Policy futures for urban transport sets out how, with more focused governance in place, the city regions are delivering major investment programmes including on public transport, highways and active travel, and smart ticketing. The report says that - with the right national policy framework - further and faster progress can be made, including:
- ensuring that the benefits of transformative technological change are maximised including new ways of paying for access to transport, connected and autonomous vehicles and data;
- that barriers between different sectors are broken down so that the benefits that transport can bring to achieving wider policy goals - in areas like health, employment and education - are fully realised.
‘The Scandinavian Way to Better Public Transport’ shows how transport authorities in three Scandinavian countries (Sweden, Denmark and Norway) are using devolved powers to transform public transport for the better - and sets out the lessons that the UK could learn.
‘Total Transport’ schemes pool resources and vehicle fleets from across the public sector which are currently used to provide separate mainstream, social services, education and healthcare transport provision. Through pooling and coordination a better overall service can be provided at less cost to the taxpayer. However, it is proving challenging to get NHS non emergency patient transport services to participate in such schemes despite the major savings that could accrue from doing so. This briefing explains the scale of the potential opportunity from Total Transport schemes which include the NHS.
The bus is key to achieving 46 policy goals of 12 of the 24 Departments across Whitehall including the Department for Work and Pensions, HM Treasury, Department of Health, Department for Education and Department for Business, Innovation and Skills. This report shows how, despite these cross sector benefits, all the main forms of funding for bus services are under severe pressure and sets out how bus funding can be reformed.
This report to pteg by Atkins focuses on the most important recent and forthcoming changes to highways policy and the implications of these for Metropolitan areas, including in respect of air quality, carbon emissions, technology, the Strategic Road Network, road maintenance, road safety, planning, freight, management of road space and parking policy.
Building on the work of the Department for Transport, pteg commissioned AECOM to prepare additional guidance for PTEs and other Local Transport Authorities to assist in the monitoring and evaluation of Local Sustainable Transport Fund projects. The guidance provides a practical approach to developing cost effective and affordable monitoring and evaluation programmes.
Written after young people, bus companies, transport authorities and government departments got together to look at ways to improve young people’s access to, and experience of, using buses. A companion guide for young people is also available.

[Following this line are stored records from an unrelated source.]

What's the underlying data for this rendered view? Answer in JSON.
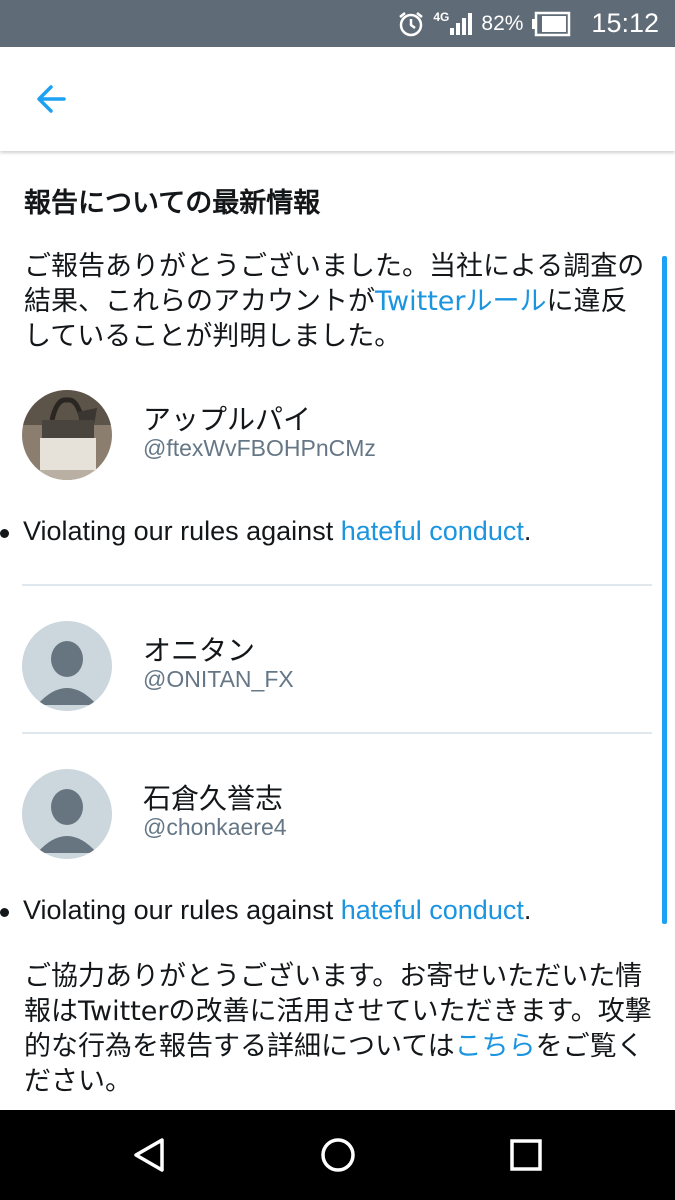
{
  "status_bar": {
    "network": "4G",
    "battery": "82%",
    "time": "15:12"
  },
  "header": {
    "back_icon": "arrow-left-icon"
  },
  "report": {
    "title": "報告についての最新情報",
    "intro_text": "ご報告ありがとうございました。当社による調査の結果、これらのアカウントが",
    "intro_link": "Twitterルール",
    "intro_end": "に違反していることが判明しました。",
    "accounts": [
      {
        "name": "アップルパイ",
        "handle": "@ftexWvFBOHPnCMz"
      },
      {
        "name": "オニタン",
        "handle": "@ONITAN_FX"
      },
      {
        "name": "石倉久誉志",
        "handle": "@chonkaere4"
      }
    ],
    "violation_text": "Violating our rules against ",
    "violation_link": "hateful conduct",
    "violation_end": ".",
    "closing_text": "ご協力ありがとうございます。お寄せいただいた情報はTwitterの改善に活用させていただきます。攻撃的な行為を報告する詳細については",
    "closing_link": "こちら",
    "closing_end": "をご覧ください。"
  },
  "nav": {
    "back": "triangle-back-icon",
    "home": "circle-home-icon",
    "recents": "square-recents-icon"
  },
  "colors": {
    "link": "#1b95e0",
    "status_bar": "#5f6b76",
    "scroll_indicator": "#1da1f2"
  }
}
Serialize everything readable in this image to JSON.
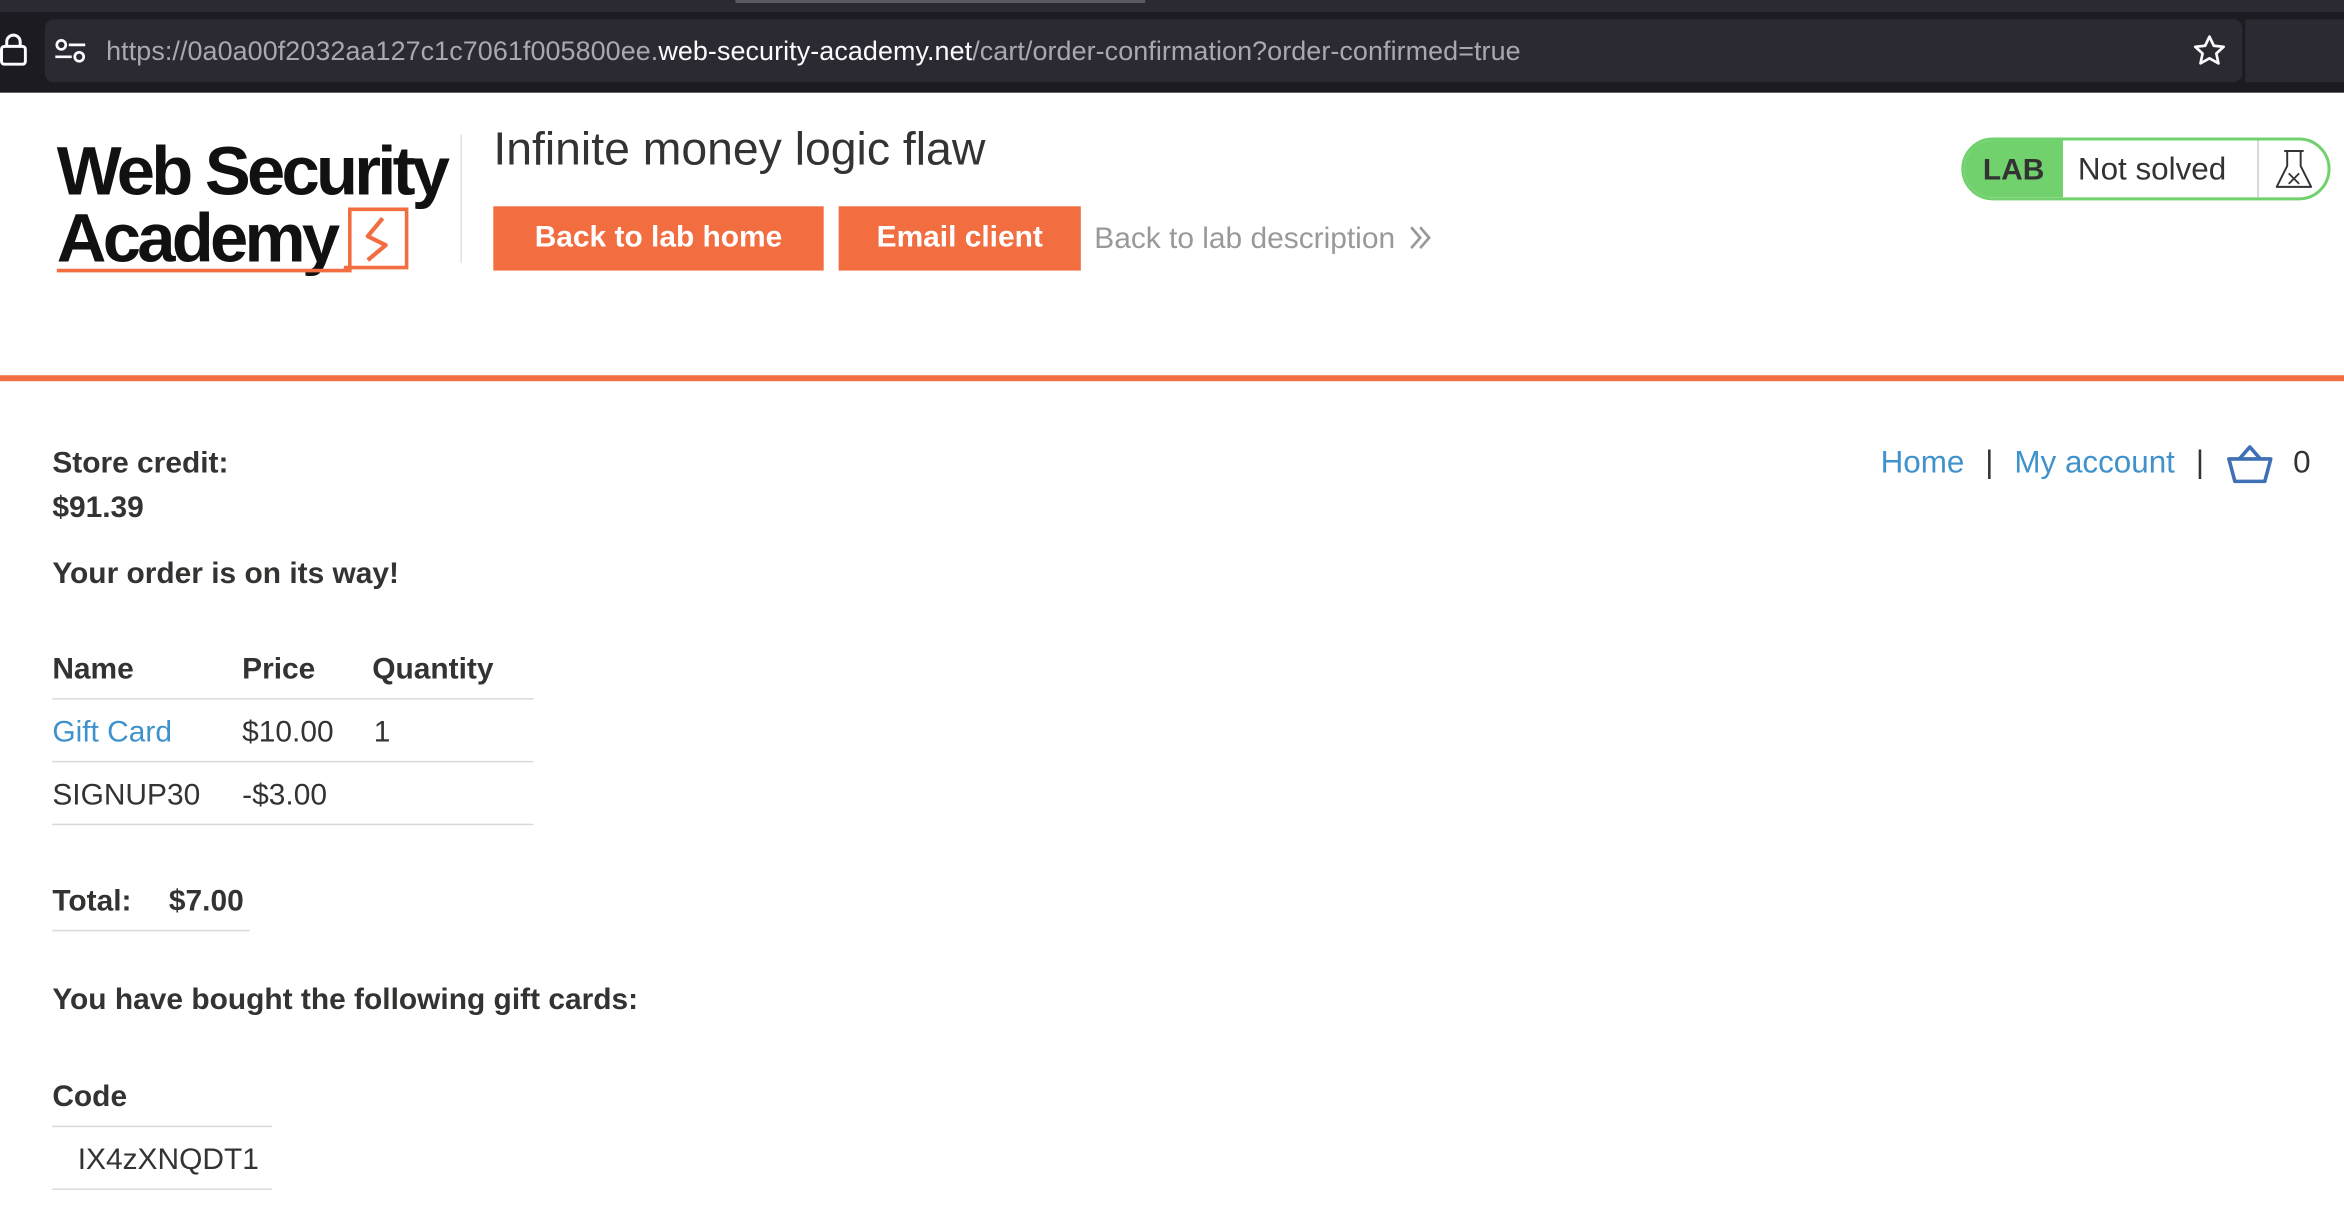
{
  "browser": {
    "url_prefix": "https://0a0a00f2032aa127c1c7061f005800ee.",
    "url_domain": "web-security-academy.net",
    "url_path": "/cart/order-confirmation?order-confirmed=true"
  },
  "header": {
    "logo_line1": "Web Security",
    "logo_line2": "Academy",
    "lab_title": "Infinite money logic flaw",
    "back_home_label": "Back to lab home",
    "email_client_label": "Email client",
    "back_description_label": "Back to lab description",
    "lab_badge_label": "LAB",
    "lab_status": "Not solved"
  },
  "nav": {
    "home": "Home",
    "separator": "|",
    "my_account": "My account",
    "cart_count": "0"
  },
  "store": {
    "credit_label": "Store credit:",
    "credit_value": "$91.39",
    "order_message": "Your order is on its way!",
    "table_headers": [
      "Name",
      "Price",
      "Quantity"
    ],
    "rows": [
      {
        "name": "Gift Card",
        "price": "$10.00",
        "quantity": "1"
      },
      {
        "name": "SIGNUP30",
        "price": "-$3.00",
        "quantity": ""
      }
    ],
    "total_label": "Total:",
    "total_value": "$7.00",
    "gift_cards_message": "You have bought the following gift cards:",
    "code_header": "Code",
    "codes": [
      "IX4zXNQDT1"
    ]
  },
  "colors": {
    "accent": "#f26d40",
    "link": "#3f92cc",
    "lab_green": "#70d16d"
  }
}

Written after young people, bus companies, transport authorities and government departments got together to look at ways to improve young people’s access to, and experience of, using buses. A companion guide for the bus sector is also available.
Further devolution of rail services, greater funding for buses and reform of taxi and Private Hire Vehicle legislation – these are just three parts of a new deal on funding and powers that is required to keep the UK’s cities moving forward.
Website aims to prevent ‘wheel reinvention’ on partnership agreements
Ageing urban populations, rapid bus passenger decline and huge growth in private hire vehicles are just some of the dramatic shifts taking place in UK cities, a new report from the Urban Transport Group reveals today.
The Urban Transport Group has today responded to the latest statistics on bus patronage released by the Department for Transport.
At a reception attended by more than 100 parliamentarians and key players in the urban transport debate Tobyn Hughes, Managing Director of Nexus and chair of the Urban Transport Group said that urban transport is the beating heart of successful cities, and to ensure city regions continue to thri
With new buses legislation now in place, the potential benefits of bus service franchising for local transport authorities were outlined at a conference organised by the Urban Transport Group and industry partners in London on June 8th.
- Calls for NHS to get more involved in ‘Total Transport’ schemes -
The Urban Transport Group today welcomed backing for the Government's new buses legislation from the all-party House of Commons Transport Select Committee.
The Urban Transport Group represents transport authorities serving areas where the majority of bus travel takes place.
Following on from the EU referendum, the formation of a new Government and with the start of the party conference season, the Urban Transport Group has set out a vision for how UK transport policy could unfold in a way that will enable the nation’s largest urban areas to deliver inclusive growth
Responding to the CMA’s call for additional hurdles in the Bus Services Bill to be introduced for franchising proposals Dr Jon Lamonte, Chair of the Urban Transport Group, said: